In the latter case, the increase would be paid by Medicaid, Ms. Neuman said.
Paul Van de Water, senior fellow at the nonprofit Center on Budget and Policy Priorities, said the final Social Security cost-of-living adjustment won’t be known until October. If inflation rises by more than the trustees expect between now and then, it could “reduce the spike in the premium” for those who aren’t held harmless, he said.
Acting Administrator for the Centers for Medicare and Medicaid Services Andy Slavitt said at a news conference Wednesday, “We will continue to monitor the data and explore administrative options as needed.”
The Medicare trustees are projecting that the base Medicare Part B premium will reset for everyone at $124.40 a month in 2018, because they expect higher Social Security cost-of-living increases.
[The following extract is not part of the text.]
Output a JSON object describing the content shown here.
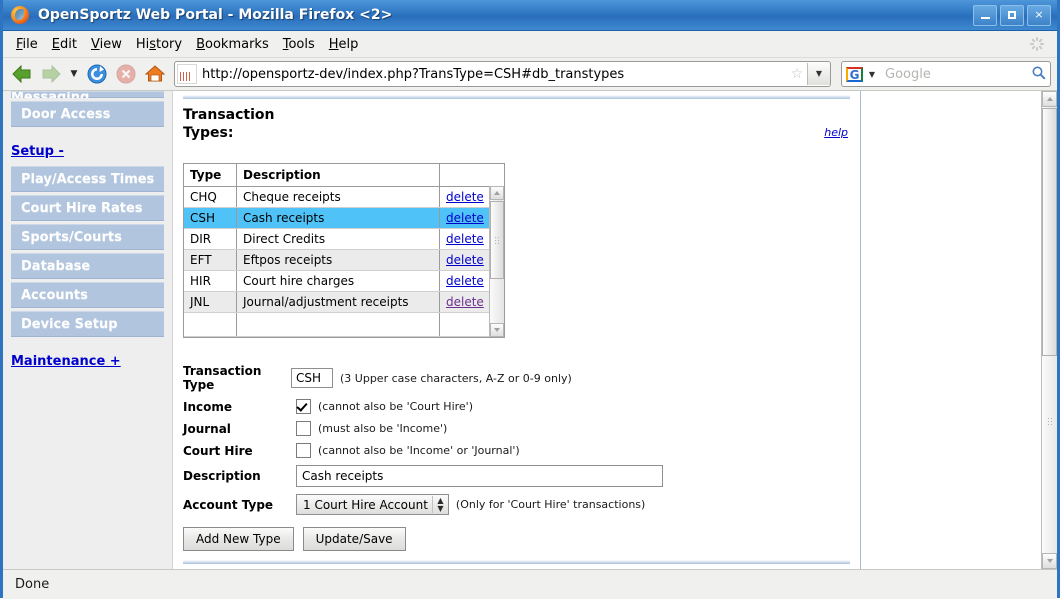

Medicare covered 55 million people last year, according to the trustees’ report. Part B covered nearly 51 million. In 2017 Medicare is expected to have 58.7 million total participants and 53.5 million in Part B.
Feature Article # 2
Humana beats 2Q forecasts, details ACA-related scale back
Tom Murphy, AP Health Writer
Published 9:09 am, Wednesday, August 3, 2016
Humana beat second-quarter earnings expectations and reaffirmed its forecast for 2016, even as the health insurer set aside an additional $208 million to cover expenses in its individual, commercial coverage.
The company also said Wednesday it was scaling back that individual business for next year and would only offer it in 156 counties, compared to 1,351 this year. The insurer also said it will sell coverage on Affordable Care Act individual exchanges in 11 states next year, down from 15 this year.
Humana, based in Louisville, Kentucky, provides individual coverage for nearly 500,000 people through the exchanges. It covers an additional 200,000 individual customers off the exchanges, a small slice of its total medical membership of 14.2 million.
Other major insurers like UnitedHealth Group and Anthem also have recently detailed struggles with coverage they sell on the ACA’s state-based exchanges, which have helped millions of consumers gain insurance since they opened for enrollment in the fall of 2013. Aetna, which is trying to buy Humana, said Tuesday that it cancelled its exchange expansion plans for 2017 and was taking a hard look at the markets in which it is currently participating.
Insurers have been struggling with higher-than-expected claims on the exchanges and lower-than-expected support from government programs, among other issues.
Humana also is one of the nation’s largest providers of Medicare Advantage plans, which are privately run versions of the government’s Medicare program for people over age 65 or disabled. The company said Wednesday that its core businesses remained strong in the second quarter.
Overall, Humana earnings plunged 28 percent to $311 million compared to last year’s quarter, when it booked a $267 million gain from a business sale.
Earnings, adjusted for non-recurring costs and amortization costs, came to $2.30 per share.
Analysts expected, on average, earnings of $2.22 per share, according to Zacks Investment Research.
The health insurer posted revenue of $14.01 billion in the period, which topped the average Wall Street forecast for $13.63 billion.
The company also said Wednesday that it still expects full-year earnings to total at least $9.25 per share.
Shares of Humana edged up 52 cents to $170.09 Wednesday morning while broader indexes were flat.
Humana shares have decreased 5 percent since the beginning of the year, while the Standard & Poor’s 500 index has climbed 5.5 percent.